July 17: Constitution Day in South Korea (1948)
Churchill, Truman, and Stalin at the Potsdam Conference
- 1771 – Dene men, acting as guides to Samuel Hearne on his exploration of the Coppermine River in present-day Nunavut, Canada, massacred a group of about 20 Copper Inuit.
- 1863 – The New Zealand Wars resumed as British forces in New Zealand led by General Duncan Cameron began their Invasion of the Waikato.
- 1918 – RMS Carpathia, which had rescued the survivors of the RMS Titanic sinking, was itself sunk by a German U-boat with the loss of five crew.
- 1945 – Winston Churchill, Harry S. Truman, and Joseph Stalin (all pictured), leaders of the United Kingdom, the United States, and the Soviet Union respectively, met in Potsdam to decide what should be done with post-war Germany.
- 1998 – A tsunami triggered by an undersea earthquake devastated several villages in Papua New Guinea, killing more than 2,100 people, and destroying the homes of thousands more.

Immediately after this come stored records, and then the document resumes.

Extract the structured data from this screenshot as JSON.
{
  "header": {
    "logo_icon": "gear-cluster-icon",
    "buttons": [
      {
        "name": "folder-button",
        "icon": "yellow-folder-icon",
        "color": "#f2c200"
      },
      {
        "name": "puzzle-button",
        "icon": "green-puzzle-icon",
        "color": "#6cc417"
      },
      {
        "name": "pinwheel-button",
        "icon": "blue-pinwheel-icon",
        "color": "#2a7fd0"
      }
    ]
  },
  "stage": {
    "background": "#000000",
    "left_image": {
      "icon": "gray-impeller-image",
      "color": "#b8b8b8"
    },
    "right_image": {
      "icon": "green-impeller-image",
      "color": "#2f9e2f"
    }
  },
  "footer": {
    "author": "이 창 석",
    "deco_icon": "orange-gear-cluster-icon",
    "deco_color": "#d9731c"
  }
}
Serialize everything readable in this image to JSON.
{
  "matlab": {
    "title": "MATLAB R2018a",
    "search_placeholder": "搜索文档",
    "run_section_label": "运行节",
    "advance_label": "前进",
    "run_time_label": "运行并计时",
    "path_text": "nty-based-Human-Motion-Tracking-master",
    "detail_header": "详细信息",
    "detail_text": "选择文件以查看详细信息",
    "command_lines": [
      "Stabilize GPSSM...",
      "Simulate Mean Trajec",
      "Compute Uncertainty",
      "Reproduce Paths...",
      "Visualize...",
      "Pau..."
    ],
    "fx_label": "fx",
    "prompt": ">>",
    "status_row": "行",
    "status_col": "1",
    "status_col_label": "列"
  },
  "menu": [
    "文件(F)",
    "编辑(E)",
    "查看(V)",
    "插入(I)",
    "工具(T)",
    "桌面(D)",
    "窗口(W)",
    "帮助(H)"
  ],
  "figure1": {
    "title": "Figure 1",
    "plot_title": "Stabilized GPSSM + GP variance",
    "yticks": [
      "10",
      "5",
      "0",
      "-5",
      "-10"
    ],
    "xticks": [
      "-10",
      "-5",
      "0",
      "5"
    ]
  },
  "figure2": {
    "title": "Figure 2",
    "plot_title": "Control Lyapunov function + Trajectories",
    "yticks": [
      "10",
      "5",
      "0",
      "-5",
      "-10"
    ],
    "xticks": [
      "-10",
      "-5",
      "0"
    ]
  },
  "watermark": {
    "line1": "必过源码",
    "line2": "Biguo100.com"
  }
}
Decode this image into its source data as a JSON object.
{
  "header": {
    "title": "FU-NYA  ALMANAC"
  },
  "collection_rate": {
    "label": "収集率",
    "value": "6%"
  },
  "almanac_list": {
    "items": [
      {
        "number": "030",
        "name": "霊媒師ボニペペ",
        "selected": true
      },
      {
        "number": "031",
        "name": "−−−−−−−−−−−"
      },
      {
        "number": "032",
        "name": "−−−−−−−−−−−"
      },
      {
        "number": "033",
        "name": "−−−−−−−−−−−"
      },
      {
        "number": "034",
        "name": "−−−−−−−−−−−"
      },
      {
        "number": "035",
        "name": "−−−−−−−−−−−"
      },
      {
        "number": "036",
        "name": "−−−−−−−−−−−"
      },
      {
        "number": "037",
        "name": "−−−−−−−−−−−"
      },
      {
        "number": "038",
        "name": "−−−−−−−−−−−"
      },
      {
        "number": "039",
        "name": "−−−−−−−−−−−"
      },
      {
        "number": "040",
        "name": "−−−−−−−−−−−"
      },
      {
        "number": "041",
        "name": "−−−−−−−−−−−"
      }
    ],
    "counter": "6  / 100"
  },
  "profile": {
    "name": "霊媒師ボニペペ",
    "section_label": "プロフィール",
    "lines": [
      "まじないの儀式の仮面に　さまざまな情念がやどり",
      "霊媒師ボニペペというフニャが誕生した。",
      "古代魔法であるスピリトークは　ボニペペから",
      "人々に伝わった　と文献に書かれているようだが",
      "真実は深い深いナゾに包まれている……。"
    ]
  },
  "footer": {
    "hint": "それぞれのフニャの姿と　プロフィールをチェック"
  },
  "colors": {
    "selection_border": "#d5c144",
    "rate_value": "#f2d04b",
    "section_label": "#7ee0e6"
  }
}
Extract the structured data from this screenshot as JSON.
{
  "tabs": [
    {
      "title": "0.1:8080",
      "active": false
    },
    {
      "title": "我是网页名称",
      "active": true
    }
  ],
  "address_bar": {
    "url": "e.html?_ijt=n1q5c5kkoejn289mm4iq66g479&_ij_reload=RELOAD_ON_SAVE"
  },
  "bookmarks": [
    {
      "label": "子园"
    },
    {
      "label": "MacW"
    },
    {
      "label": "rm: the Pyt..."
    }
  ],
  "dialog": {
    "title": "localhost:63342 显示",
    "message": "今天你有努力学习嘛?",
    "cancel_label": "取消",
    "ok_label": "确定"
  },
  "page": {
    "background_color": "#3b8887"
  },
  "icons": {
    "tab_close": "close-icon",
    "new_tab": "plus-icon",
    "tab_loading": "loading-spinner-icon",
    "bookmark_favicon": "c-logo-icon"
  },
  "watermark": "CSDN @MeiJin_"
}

Dorothea Dix (d. 1887) · Carlos Manuel Arana Osorio (b. 1918) · Wong Kar-wai (b. 1958)